A few years ago, sugar skulls and marigolds started finding their way into my family’s Halloween celebrations. Our three young kids had just discovered Disney’s film Coco, with its heartwarming Day of the Dead theme, focused on connecting with family and ancestors during the Mexican holiday. So one fall evening close to Halloween, our family gathered at the kitchen table to tell stories of our ancestors while taping to the wall paper cutouts of flowers, sugar skulls, and food to create a makeshift ofrenda (a home altar celebrating deceased ancestors).
We also taped up portraits of ancestors that we’d printed off FamilySearch. Obvious choices were pictures of my great-grandmother, one of the earliest Church converts in her home state of Veracruz, Mexico; and her father, who fought in the storied battle of Cinco de Mayo in Puebla.
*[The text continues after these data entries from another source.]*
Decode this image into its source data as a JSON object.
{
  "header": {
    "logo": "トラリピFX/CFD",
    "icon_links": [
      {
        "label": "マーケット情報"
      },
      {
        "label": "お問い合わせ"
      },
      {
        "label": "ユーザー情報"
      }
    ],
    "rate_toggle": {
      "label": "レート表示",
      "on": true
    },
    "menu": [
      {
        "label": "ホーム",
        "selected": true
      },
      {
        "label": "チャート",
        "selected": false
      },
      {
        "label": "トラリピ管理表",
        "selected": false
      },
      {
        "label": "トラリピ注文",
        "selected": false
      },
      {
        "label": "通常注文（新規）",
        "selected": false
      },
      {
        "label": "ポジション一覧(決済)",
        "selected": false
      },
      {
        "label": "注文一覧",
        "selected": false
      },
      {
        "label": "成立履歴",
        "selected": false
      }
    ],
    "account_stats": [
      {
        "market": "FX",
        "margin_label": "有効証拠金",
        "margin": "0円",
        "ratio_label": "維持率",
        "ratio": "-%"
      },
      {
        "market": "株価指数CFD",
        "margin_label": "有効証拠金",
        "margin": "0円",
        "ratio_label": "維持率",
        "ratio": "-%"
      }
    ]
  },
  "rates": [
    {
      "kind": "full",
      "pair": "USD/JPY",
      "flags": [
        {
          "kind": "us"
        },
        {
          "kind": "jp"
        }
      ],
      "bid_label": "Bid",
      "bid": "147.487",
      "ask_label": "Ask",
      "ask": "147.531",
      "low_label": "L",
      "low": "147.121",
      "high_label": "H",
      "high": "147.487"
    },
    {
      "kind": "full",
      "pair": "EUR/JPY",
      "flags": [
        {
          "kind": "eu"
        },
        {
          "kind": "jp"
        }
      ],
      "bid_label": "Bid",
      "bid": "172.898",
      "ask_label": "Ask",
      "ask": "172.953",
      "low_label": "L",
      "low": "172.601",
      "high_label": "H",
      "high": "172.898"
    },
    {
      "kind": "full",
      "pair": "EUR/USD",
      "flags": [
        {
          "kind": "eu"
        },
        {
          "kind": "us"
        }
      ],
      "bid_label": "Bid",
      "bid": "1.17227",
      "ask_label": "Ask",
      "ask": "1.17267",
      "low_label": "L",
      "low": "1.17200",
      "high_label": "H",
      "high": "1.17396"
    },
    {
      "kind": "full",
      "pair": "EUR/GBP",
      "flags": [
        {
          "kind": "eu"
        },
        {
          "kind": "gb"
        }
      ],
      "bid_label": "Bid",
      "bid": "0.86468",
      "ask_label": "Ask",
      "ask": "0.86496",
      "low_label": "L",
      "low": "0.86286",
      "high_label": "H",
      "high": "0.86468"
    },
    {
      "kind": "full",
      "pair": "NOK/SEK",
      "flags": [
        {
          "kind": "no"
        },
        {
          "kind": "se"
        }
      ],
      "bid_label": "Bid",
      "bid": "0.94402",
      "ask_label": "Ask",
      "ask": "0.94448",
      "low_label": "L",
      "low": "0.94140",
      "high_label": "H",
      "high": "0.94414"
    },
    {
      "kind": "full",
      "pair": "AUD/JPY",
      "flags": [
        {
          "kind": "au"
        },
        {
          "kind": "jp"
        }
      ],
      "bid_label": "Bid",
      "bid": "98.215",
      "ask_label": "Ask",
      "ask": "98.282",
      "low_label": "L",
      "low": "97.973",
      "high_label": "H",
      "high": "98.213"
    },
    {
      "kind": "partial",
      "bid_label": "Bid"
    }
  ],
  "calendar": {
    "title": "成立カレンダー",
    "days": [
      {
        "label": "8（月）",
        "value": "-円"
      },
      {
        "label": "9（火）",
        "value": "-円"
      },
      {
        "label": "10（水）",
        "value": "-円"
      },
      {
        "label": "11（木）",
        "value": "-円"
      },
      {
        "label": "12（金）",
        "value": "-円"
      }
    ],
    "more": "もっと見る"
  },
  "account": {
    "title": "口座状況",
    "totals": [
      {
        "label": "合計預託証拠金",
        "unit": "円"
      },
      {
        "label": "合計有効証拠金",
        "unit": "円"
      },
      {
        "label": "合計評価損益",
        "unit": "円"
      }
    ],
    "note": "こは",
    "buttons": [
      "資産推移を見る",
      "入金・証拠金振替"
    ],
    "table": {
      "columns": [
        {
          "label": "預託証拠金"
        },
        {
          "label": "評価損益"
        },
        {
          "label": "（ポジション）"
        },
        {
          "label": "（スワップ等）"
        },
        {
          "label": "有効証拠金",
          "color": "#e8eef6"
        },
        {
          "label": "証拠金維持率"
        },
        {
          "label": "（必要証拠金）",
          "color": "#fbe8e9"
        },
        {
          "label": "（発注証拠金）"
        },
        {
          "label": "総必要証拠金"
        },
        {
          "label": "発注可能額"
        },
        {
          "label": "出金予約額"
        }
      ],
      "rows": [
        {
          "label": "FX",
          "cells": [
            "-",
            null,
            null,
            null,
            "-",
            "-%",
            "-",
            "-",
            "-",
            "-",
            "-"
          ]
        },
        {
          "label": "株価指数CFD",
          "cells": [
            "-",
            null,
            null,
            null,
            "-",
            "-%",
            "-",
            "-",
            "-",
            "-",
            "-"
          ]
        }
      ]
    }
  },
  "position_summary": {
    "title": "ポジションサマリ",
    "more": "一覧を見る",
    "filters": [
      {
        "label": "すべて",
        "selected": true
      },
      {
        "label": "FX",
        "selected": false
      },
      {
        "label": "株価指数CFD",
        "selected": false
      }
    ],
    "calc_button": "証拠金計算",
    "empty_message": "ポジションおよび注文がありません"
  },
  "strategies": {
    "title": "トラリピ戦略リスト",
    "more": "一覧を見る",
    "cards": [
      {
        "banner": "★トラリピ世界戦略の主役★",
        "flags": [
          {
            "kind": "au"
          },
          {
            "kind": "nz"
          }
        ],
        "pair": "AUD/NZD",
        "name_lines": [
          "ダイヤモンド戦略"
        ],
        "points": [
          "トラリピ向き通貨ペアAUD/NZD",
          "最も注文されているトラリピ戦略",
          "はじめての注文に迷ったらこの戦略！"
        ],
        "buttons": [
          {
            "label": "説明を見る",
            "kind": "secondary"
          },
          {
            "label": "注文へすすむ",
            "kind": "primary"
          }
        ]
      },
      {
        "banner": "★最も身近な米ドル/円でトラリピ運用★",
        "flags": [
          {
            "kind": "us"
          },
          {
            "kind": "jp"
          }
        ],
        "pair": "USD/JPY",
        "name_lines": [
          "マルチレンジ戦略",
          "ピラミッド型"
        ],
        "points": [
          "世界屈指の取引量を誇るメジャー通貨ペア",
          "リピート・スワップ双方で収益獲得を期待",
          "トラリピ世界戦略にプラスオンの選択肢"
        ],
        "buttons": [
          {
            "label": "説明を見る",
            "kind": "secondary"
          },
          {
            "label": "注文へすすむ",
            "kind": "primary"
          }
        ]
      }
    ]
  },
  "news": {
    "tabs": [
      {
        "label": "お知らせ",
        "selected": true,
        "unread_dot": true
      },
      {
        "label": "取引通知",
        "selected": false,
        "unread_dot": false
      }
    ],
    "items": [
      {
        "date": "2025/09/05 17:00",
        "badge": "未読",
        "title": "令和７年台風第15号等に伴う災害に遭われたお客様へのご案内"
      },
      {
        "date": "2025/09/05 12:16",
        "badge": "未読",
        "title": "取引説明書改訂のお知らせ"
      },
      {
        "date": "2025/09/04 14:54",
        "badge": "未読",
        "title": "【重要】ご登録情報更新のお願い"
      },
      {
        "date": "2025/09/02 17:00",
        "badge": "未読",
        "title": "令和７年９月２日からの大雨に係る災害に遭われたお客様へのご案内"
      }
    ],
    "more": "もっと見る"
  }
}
But we also told stories of the kids’ Scandinavian and British forebears, including one ancestor who entered the Salt Lake Valley with Brigham Young.
The Day of the Dead provided the perfect way to celebrate the ancestors on all branches of our family tree and help our kids appreciate their diverse heritage.
Although Halloween itself was originally a day to remember and honor the dead, today’s celebrations tend to focus more on costumes and candy. If you’d like more family focus in your Halloween-time activities, celebrating the Day of the Dead might be the perfect approach—no matter what part of the globe your roots grew from.
► You may also like: What the Church has said about Halloween
This year, FamilySearch is launching a Day of the Dead celebration with the theme “Everyone Deserves to be Remembered,” according to its new web page. The event aims to “make Day of the Dead more meaningful for people of all backgrounds,” allowing “everyone—whether they have Latin American heritage or not—to honor their ancestors,” according to a Church News article.
The event runs from October 24 to November 1, with a calendar of activities for each day, including gathering stories and photos and preparing traditional foods. FamilySearch’s Day of the Dead site also has beautiful photos and descriptions of how people all over Latin America celebrate their ancestors at this time of year, along with free FamilySearch resources to help you get to know your ancestry better.
With these new resources, you might want to make sugar skulls and ofrendas part of your family’s Halloween-time traditions.